"""

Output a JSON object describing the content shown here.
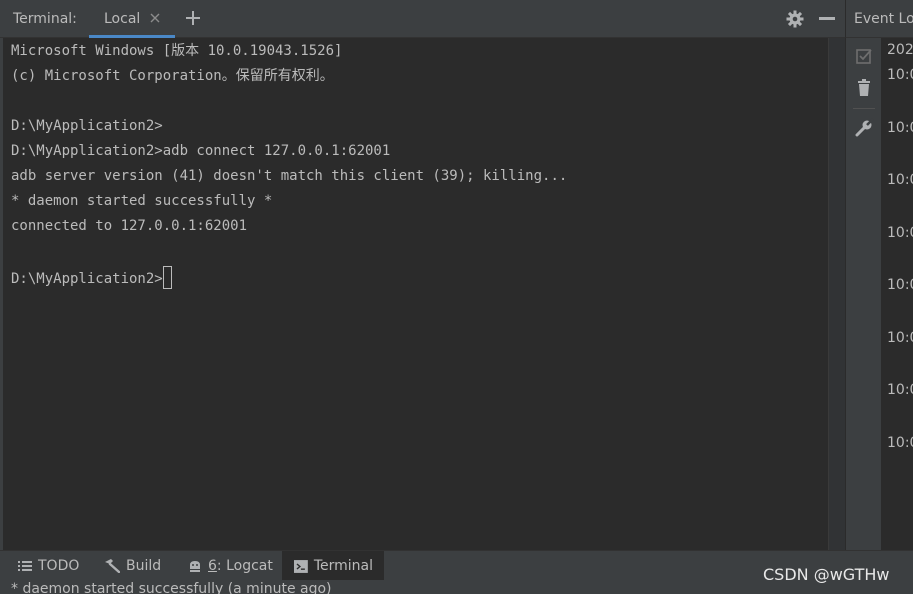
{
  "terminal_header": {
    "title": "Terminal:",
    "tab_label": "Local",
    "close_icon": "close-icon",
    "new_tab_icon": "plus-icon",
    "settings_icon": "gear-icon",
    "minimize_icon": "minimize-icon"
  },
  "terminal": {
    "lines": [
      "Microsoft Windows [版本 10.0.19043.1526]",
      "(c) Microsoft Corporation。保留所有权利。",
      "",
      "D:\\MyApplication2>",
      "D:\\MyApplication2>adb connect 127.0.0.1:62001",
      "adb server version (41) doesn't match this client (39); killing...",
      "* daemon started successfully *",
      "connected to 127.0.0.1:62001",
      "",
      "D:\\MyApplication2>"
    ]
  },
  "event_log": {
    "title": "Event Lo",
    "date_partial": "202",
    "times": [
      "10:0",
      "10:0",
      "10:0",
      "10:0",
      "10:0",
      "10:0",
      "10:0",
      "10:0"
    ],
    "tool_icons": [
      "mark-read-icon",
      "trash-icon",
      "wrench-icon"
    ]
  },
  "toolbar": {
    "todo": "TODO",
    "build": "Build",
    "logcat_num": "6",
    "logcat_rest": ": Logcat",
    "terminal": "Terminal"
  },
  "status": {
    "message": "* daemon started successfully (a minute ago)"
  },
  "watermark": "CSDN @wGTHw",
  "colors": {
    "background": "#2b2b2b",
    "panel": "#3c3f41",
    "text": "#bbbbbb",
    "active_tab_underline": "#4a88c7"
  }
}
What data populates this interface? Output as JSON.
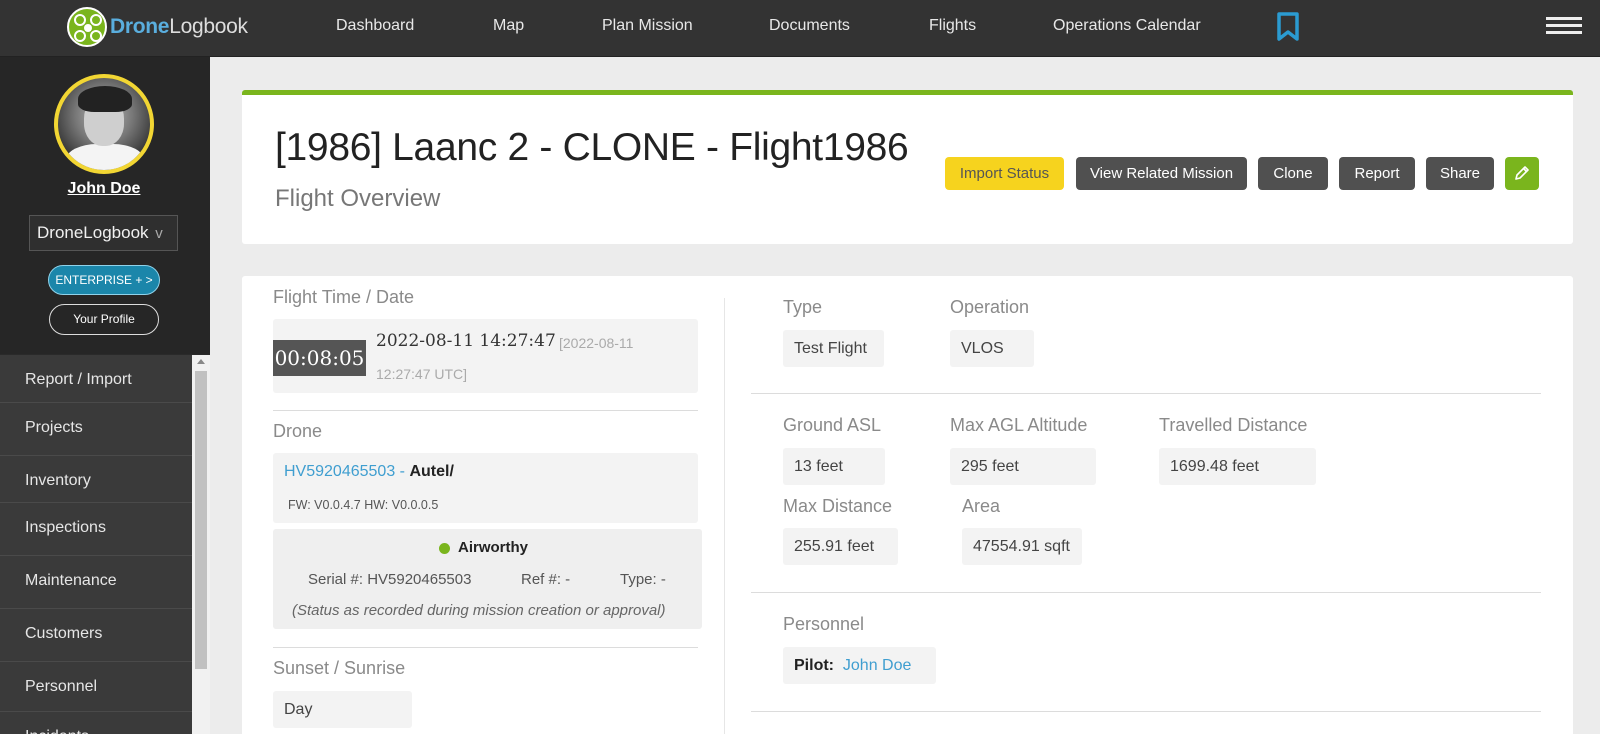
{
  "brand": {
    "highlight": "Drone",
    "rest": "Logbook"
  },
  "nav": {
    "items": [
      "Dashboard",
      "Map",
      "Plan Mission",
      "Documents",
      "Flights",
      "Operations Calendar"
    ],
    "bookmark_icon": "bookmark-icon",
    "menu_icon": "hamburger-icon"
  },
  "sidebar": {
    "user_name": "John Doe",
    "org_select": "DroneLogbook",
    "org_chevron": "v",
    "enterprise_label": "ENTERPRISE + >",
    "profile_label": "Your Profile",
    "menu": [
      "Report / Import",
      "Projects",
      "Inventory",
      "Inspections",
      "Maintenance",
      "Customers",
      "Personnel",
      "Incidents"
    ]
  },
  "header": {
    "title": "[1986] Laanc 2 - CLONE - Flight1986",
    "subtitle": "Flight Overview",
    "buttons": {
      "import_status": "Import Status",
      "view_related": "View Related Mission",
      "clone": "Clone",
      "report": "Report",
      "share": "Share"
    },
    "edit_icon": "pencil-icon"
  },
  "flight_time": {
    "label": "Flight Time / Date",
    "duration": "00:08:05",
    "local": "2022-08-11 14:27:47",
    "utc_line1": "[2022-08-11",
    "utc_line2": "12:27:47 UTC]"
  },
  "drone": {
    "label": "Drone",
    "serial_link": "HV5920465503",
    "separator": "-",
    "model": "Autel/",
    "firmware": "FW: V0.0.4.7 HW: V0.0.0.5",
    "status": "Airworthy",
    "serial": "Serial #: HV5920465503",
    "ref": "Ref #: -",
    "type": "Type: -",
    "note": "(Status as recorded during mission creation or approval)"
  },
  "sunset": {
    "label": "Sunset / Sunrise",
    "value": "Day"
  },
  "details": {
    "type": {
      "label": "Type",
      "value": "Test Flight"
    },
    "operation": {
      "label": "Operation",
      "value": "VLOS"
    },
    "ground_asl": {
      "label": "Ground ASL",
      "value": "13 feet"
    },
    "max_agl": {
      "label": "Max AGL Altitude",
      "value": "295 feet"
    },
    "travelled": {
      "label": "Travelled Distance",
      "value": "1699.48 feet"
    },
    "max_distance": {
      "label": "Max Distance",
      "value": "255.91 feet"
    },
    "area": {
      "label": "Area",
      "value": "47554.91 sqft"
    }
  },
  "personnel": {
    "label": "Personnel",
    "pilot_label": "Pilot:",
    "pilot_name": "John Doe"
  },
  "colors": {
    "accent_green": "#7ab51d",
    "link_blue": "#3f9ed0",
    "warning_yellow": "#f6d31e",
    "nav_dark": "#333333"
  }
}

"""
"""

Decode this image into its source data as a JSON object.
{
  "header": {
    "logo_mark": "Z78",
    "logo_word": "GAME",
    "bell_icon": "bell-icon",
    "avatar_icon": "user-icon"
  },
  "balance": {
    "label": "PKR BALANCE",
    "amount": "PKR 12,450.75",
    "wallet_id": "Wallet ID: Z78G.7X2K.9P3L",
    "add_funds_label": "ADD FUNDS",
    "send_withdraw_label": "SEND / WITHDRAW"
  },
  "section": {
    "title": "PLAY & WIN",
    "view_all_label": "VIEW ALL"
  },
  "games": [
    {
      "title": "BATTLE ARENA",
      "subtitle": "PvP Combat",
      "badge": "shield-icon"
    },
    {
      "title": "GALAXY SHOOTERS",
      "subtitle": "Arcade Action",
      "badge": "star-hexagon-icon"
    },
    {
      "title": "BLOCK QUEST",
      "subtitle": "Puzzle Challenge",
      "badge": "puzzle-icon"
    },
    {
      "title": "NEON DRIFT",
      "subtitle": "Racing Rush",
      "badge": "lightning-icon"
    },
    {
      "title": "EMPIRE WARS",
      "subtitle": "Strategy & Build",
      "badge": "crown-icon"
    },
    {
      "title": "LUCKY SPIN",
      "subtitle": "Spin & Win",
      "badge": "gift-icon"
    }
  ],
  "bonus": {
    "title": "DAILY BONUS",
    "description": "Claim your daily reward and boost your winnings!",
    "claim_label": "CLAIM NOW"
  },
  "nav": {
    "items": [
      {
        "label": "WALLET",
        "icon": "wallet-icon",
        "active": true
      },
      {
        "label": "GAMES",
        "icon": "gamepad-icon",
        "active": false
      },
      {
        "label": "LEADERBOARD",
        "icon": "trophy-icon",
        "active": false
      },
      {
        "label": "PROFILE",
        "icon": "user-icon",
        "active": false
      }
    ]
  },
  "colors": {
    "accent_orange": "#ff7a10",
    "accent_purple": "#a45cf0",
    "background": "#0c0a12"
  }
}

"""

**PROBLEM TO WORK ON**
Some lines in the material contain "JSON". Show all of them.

**SOLVED PROBLEM**
Output a JSON object describing the content shown here.
What data populates this interface? Output as JSON.
Decode this image into its source data as a JSON object.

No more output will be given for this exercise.